*YOUR GOAL:*
Go through the data and copy each line that holds "description".

(Data about app and page elements)

=====

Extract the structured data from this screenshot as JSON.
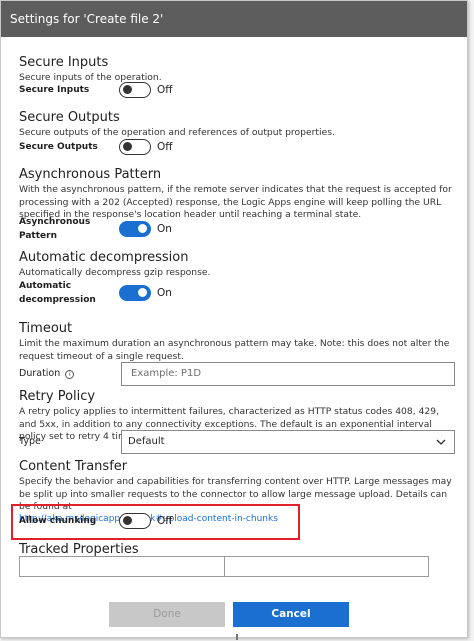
{
  "dialog": {
    "title": "Settings for 'Create file 2'"
  },
  "secure_inputs": {
    "title": "Secure Inputs",
    "description": "Secure inputs of the operation.",
    "label": "Secure Inputs",
    "state": "Off"
  },
  "secure_outputs": {
    "title": "Secure Outputs",
    "description": "Secure outputs of the operation and references of output properties.",
    "label": "Secure Outputs",
    "state": "Off"
  },
  "async_pattern": {
    "title": "Asynchronous Pattern",
    "description": "With the asynchronous pattern, if the remote server indicates that the request is accepted for processing with a 202 (Accepted) response, the Logic Apps engine will keep polling the URL specified in the response's location header until reaching a terminal state.",
    "label": "Asynchronous Pattern",
    "state": "On"
  },
  "auto_decompress": {
    "title": "Automatic decompression",
    "description": "Automatically decompress gzip response.",
    "label_line1": "Automatic",
    "label_line2": "decompression",
    "state": "On"
  },
  "timeout": {
    "title": "Timeout",
    "description": "Limit the maximum duration an asynchronous pattern may take. Note: this does not alter the request timeout of a single request.",
    "label": "Duration",
    "placeholder": "Example: P1D"
  },
  "retry_policy": {
    "title": "Retry Policy",
    "description": "A retry policy applies to intermittent failures, characterized as HTTP status codes 408, 429, and 5xx, in addition to any connectivity exceptions. The default is an exponential interval policy set to retry 4 times.",
    "label": "Type",
    "value": "Default"
  },
  "content_transfer": {
    "title": "Content Transfer",
    "description": "Specify the behavior and capabilities for transferring content over HTTP. Large messages may be split up into smaller requests to the connector to allow large message upload. Details can be found at",
    "link": "http://aka.ms/logicapps-chunk#upload-content-in-chunks",
    "label": "Allow chunking",
    "state": "Off"
  },
  "tracked_properties": {
    "title": "Tracked Properties"
  },
  "footer": {
    "done_label": "Done",
    "cancel_label": "Cancel"
  },
  "colors": {
    "accent": "#1a6fd1",
    "highlight": "#e0202a",
    "titlebar": "#5d5d5d"
  }
}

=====

*SOLUTION FOR THIS PROBLEM:*
    "description": "Secure inputs of the operation.",
    "description": "Secure outputs of the operation and references of output properties.",
    "description": "With the asynchronous pattern, if the remote server indicates that the request is accepted for processing with a 202 (Accepted) response, the Logic Apps engine will keep polling the URL specified in the response's location header until reaching a terminal state.",
    "description": "Automatically decompress gzip response.",
    "description": "Limit the maximum duration an asynchronous pattern may take. Note: this does not alter the request timeout of a single request.",
    "description": "A retry policy applies to intermittent failures, characterized as HTTP status codes 408, 429, and 5xx, in addition to any connectivity exceptions. The default is an exponential interval policy set to retry 4 times.",
    "description": "Specify the behavior and capabilities for transferring content over HTTP. Large messages may be split up into smaller requests to the connector to allow large message upload. Details can be found at",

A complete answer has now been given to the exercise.